Vascular disease treatment in Largo, Florida

If you have leg pain, leg cramps or need to rest when walking, you may show symptoms of a vascular disorder.

Largo Medical Center's highly trained physicians, nurses and technologists have extensive expertise in all aspects of vascular disease. Our vascular services team uses the latest technology in diagnostic testing and treatment options for peripheral arterial and venous disorders.

For more information about vascular disease treatment, call our Consult-A-Nurse® team any time at (888) 741-5115.

Our cardiovascular specialists and surgeons are committed to delivering the highest levels of cardiovascular care.

Largo Medical Center is equipped with a state-of-the-art endovascular suite equipped to perform the most advanced therapeutic procedures treating vascular disease (and heart disease, in some cases), including:

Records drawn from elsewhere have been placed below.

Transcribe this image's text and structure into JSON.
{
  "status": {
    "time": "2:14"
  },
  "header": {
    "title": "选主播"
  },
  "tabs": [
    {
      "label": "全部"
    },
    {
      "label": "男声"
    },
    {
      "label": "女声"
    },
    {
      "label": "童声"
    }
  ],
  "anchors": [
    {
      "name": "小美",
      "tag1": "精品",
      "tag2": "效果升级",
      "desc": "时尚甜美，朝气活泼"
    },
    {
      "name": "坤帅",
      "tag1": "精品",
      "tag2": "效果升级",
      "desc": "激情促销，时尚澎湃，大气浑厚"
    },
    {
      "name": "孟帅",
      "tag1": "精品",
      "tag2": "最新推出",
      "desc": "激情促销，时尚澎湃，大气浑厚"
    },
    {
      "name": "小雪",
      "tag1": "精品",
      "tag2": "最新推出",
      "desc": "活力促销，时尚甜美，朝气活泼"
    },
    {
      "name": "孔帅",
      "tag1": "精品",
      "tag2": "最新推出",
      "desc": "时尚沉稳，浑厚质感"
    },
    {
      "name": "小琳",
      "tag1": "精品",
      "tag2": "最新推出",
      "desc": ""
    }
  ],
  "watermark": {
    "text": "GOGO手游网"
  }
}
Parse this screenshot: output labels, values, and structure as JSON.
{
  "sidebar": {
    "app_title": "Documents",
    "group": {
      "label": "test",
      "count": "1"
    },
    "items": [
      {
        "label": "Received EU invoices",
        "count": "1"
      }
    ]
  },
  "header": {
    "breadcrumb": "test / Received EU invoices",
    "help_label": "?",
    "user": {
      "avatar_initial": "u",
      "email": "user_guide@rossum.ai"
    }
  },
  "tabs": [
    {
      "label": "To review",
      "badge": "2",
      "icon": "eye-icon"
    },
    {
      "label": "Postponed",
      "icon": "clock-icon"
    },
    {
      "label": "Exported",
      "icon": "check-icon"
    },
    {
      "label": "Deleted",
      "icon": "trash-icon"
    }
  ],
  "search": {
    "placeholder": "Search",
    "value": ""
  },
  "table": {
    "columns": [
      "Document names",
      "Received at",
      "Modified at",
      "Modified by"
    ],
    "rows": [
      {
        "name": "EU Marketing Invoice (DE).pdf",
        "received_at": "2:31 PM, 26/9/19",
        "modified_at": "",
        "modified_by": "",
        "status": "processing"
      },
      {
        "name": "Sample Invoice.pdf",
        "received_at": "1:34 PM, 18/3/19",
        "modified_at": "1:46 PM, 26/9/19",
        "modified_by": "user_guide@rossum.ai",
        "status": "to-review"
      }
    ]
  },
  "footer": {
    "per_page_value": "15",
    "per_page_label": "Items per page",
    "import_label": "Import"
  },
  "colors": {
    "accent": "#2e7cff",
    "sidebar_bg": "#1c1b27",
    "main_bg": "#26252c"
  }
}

  • Balloon angioplasty— surgical procedure using a specially designed catheter with a tiny balloon, which is inflated to widen a narrowed or blocked artery and increase blood flow to the heart
  • Intravascular stents—procedure to insert a stent to widen an blocked or narrowed artery of the heart and increase blood flow to the heart
  • Intravascular thrombolysis—medication treatment to dissolve clots in blood vessels and improve blood flow
  • Mechanical atherectomy—procedure used to remove the buildup of plaque of fatty materials in diseased arteries

Peripheral arterial disease (PAD)

PAD is a type of peripheral vascular disease. In PAD, the arteries carrying blood to the legs or arms become clogged with cholesterol plaque. As a result of the blockage, the blood going to the limbs slows or stops, often causing pain or numbness.

Although anyone can develop PAD, it is most common in people 50 years old or older. Unfortunately, leg pain and other symptoms of PAD are too often dismissed as an expected part of aging.

PAD risk factors

Some risk factors of PAD include:

  • Being 50 years old and older
  • High blood pressure
  • Diabetes
  • High cholesterol
  • Smoking
  • Family history of vascular disease
  • Overweight

PAD symptoms

Untreated, PAD can be deadly. You should see your physician if you experience these symptoms:

  • The need to rest when walking because of pain or cramps in the leg
  • Numbness or tingling in the toes, foot or leg
  • Discoloration of the foot or leg
  • Sores or ulcers on the foot or leg that heal slowly

Intermittent leg pain or cramping

A major symptom of PAD is intermittent leg pain or cramping, also called claudication.

Your body needs oxygen to function. When you walk, your leg muscles need increased amounts of oxygen to do their work.

If you have blockages in your leg arteries, or in the arteries leading to the legs, you may not be able to get enough oxygen-rich blood down to your legs. The decrease in oxygen to your legs will often result in claudication.

Symptoms of claudication

Claudication can be described as an aching, crampy, tired, heavy and sometimes burning pain in the legs that comes and goes. It typically occurs with walking and goes away with rest.

Symptoms may occur in one or both legs, and they are most often described as cramps. The most common place to feel the cramping is in the calf muscle, although cramping may also appear in the thigh or buttock.

Typically, people with claudication will be able to walk a certain distance, such as three blocks, before cramping becomes so severe they must stop and rest. When they have rested until the pain is gone, they may walk exactly the same distance again before having to stop and rest. The distance a person is able to walk varies with the severity of the blockages in the arteries. Most people with claudication experience no leg discomfort when they are at rest.

Diagnosing claudication

Our extensive heart screening and imaging services help our cardiovascular specialists diagnose any vascular diseases or disorders. Our vascular disease specialists may order any of the following tests to determine whether your arterial blood flow is normal.

Arteries and veins

During this test, blood pressure cuffs are placed at several points along your legs and a Doppler is used to take your blood pressure. You may be asked to walk on a treadmill, and your ankle pressures will be taken again to determine if the pressures decreased when you walked.


An ultrasound evaluates blood flow and measures the diameter of the arteries.


During an arteriogram, dye is injected into the arteries while X-rays are taken. The dye shows the blood flow through the arterial system, allowing blockages to be accurately pinpointed.

Claudication treatment

Your physician will use the results from your diagnostic tests to determine the best treatment plan and course of action to take for your particular situation. These treatments may include:

  • Angioplasty
  • Bypass surgery
  • Diet changes
  • Exercise
  • Medication
  • Stenting